• What is required: All lines of the records below that contain the word "Tablespoons" must be listed.

================

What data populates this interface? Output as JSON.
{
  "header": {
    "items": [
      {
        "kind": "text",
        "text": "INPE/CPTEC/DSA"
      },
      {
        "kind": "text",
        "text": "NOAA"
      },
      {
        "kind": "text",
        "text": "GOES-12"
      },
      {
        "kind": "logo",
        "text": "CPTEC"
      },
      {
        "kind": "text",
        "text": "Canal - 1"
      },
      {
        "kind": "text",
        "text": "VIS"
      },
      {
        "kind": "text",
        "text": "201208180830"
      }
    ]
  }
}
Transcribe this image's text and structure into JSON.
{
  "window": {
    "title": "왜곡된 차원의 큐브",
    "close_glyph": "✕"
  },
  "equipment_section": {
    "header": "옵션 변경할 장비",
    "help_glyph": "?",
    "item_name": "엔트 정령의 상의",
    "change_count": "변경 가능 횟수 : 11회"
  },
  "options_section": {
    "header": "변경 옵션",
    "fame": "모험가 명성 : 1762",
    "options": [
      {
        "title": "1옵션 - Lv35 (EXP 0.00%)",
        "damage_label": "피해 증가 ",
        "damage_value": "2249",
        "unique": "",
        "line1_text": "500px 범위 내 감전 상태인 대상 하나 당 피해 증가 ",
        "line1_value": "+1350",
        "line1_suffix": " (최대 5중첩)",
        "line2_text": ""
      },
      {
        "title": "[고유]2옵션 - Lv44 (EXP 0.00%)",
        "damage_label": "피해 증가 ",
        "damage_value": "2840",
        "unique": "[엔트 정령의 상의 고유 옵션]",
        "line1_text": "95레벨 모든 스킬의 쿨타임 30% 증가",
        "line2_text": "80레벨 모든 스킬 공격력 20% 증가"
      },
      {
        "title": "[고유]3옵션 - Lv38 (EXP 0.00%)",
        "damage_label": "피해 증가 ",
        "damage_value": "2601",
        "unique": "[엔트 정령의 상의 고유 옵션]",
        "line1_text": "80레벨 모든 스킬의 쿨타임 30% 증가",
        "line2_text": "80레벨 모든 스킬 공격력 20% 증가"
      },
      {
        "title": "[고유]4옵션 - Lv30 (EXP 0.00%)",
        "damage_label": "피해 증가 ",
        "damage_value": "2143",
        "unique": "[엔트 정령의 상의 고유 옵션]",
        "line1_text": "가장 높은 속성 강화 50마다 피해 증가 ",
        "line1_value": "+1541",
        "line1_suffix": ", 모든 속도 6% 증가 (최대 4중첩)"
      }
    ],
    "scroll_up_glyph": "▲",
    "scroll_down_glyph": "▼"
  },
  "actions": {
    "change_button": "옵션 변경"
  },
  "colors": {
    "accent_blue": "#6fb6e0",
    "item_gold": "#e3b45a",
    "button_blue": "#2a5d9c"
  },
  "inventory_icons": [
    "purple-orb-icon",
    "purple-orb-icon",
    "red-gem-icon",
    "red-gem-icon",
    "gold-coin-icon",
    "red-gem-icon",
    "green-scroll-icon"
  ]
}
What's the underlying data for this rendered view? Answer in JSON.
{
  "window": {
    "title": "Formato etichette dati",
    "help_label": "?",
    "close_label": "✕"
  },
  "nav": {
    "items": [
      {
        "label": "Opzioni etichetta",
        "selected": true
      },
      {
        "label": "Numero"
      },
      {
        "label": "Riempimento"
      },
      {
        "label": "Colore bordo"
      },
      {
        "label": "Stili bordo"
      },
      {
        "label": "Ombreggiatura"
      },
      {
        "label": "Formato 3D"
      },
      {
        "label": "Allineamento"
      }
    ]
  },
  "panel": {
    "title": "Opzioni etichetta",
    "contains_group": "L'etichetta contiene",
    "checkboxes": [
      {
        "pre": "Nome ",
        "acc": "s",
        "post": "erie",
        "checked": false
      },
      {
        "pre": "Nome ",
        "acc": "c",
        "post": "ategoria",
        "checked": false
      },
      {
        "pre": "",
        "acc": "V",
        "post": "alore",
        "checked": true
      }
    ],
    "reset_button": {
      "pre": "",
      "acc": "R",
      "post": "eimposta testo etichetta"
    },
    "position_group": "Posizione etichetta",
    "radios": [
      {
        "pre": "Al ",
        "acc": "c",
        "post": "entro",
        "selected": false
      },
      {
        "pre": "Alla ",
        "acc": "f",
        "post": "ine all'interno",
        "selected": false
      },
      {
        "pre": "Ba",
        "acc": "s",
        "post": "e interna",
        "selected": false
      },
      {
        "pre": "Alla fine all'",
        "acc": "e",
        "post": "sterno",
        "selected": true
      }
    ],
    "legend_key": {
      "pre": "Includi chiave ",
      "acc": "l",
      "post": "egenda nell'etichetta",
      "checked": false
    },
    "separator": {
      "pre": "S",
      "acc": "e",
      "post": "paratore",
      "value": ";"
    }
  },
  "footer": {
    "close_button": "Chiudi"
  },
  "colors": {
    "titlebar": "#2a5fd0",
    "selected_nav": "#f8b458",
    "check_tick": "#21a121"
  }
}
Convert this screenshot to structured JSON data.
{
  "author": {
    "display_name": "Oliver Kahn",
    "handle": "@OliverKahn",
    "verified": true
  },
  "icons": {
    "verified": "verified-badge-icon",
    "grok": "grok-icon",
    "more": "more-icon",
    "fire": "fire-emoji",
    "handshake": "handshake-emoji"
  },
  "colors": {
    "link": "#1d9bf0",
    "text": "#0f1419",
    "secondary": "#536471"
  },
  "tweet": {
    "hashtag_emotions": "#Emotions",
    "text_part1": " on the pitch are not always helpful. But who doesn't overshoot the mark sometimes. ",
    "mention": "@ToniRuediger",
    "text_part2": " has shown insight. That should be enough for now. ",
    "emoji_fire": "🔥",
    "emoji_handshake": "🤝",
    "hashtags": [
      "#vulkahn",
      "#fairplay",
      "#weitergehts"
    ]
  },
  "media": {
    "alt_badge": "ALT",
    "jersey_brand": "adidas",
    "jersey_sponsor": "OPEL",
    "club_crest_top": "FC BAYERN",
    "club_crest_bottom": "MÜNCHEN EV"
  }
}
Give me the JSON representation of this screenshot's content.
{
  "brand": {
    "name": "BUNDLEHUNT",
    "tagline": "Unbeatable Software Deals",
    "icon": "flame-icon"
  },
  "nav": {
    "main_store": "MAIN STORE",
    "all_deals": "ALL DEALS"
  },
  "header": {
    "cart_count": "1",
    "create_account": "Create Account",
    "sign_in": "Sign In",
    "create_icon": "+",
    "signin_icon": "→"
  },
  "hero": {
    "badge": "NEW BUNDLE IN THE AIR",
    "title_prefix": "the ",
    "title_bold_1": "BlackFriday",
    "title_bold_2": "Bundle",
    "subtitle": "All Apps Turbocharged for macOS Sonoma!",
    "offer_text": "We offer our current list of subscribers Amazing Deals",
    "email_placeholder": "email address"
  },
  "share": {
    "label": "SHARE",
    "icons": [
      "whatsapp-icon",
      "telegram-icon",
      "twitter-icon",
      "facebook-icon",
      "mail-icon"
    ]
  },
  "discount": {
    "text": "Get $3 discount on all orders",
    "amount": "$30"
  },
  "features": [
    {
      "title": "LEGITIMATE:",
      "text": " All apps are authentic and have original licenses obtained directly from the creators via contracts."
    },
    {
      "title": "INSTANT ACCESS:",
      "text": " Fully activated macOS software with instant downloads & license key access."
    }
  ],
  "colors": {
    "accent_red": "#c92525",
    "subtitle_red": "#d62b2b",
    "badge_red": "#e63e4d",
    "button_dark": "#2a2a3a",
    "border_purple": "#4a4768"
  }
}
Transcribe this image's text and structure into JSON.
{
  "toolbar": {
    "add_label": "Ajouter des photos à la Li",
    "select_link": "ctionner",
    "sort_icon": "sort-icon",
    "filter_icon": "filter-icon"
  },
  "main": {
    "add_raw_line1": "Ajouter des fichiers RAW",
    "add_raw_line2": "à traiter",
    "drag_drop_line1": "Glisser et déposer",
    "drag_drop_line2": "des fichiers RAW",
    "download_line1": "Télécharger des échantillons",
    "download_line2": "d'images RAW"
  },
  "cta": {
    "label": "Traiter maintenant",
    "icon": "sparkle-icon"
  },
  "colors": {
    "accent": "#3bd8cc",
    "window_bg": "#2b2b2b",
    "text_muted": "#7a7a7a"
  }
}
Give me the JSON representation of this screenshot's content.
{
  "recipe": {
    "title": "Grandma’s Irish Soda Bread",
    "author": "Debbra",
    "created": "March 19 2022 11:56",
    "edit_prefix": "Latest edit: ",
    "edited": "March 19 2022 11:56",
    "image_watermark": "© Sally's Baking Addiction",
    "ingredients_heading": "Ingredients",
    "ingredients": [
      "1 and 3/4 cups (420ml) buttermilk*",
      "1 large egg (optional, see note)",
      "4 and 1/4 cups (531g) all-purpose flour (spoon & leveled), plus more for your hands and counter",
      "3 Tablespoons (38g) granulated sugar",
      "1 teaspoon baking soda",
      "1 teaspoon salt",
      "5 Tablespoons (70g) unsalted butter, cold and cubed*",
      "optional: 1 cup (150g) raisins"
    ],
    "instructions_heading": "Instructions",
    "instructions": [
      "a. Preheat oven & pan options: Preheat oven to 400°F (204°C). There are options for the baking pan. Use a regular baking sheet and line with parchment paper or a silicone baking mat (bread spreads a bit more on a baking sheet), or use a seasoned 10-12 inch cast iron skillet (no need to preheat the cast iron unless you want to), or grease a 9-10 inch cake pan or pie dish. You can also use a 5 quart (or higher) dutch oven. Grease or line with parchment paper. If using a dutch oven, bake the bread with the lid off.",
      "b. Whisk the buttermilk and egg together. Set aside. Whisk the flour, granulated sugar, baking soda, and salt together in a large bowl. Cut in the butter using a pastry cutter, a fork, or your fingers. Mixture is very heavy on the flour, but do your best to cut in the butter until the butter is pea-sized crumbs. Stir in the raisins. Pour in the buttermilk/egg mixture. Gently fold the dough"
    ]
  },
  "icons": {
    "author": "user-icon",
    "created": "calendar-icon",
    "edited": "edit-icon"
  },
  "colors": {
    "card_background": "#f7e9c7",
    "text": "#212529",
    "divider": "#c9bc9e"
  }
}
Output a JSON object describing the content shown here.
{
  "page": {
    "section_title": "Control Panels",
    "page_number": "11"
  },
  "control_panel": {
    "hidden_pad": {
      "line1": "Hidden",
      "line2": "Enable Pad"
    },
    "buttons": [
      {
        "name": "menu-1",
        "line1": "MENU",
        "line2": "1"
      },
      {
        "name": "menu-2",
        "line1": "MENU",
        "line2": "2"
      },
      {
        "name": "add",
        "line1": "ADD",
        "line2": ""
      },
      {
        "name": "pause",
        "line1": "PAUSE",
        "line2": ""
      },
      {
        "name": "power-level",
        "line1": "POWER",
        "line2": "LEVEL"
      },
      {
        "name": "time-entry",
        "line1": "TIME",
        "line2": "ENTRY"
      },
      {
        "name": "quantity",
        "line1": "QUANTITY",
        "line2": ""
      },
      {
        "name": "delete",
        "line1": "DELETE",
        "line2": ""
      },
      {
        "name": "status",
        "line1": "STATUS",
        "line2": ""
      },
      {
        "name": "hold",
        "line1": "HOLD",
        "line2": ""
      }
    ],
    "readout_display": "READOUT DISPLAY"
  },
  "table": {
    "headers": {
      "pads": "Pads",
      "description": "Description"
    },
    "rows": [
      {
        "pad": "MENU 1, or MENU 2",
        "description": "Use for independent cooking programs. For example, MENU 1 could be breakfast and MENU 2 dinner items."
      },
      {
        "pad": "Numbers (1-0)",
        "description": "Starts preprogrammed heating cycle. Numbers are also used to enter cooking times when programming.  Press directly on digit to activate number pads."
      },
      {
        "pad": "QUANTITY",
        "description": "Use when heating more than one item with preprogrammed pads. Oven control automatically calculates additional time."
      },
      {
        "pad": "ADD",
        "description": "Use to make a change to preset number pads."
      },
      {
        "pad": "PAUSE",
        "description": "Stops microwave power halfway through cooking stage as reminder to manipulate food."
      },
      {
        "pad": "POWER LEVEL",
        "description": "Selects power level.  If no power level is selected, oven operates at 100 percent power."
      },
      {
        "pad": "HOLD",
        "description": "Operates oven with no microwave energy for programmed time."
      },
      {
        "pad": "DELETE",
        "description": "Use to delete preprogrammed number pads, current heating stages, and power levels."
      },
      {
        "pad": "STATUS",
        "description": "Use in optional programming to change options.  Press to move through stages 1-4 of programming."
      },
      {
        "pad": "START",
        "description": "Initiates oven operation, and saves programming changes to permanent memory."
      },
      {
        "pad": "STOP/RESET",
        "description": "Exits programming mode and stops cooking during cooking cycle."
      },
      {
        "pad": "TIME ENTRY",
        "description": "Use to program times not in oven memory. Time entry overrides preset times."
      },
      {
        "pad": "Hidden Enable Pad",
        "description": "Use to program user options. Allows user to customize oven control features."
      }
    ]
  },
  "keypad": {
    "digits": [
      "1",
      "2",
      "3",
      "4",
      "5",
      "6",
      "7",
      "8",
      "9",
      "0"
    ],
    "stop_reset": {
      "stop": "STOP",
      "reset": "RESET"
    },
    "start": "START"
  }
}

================

• Task output:
      "3 Tablespoons (38g) granulated sugar",
      "5 Tablespoons (70g) unsalted butter, cold and cubed*",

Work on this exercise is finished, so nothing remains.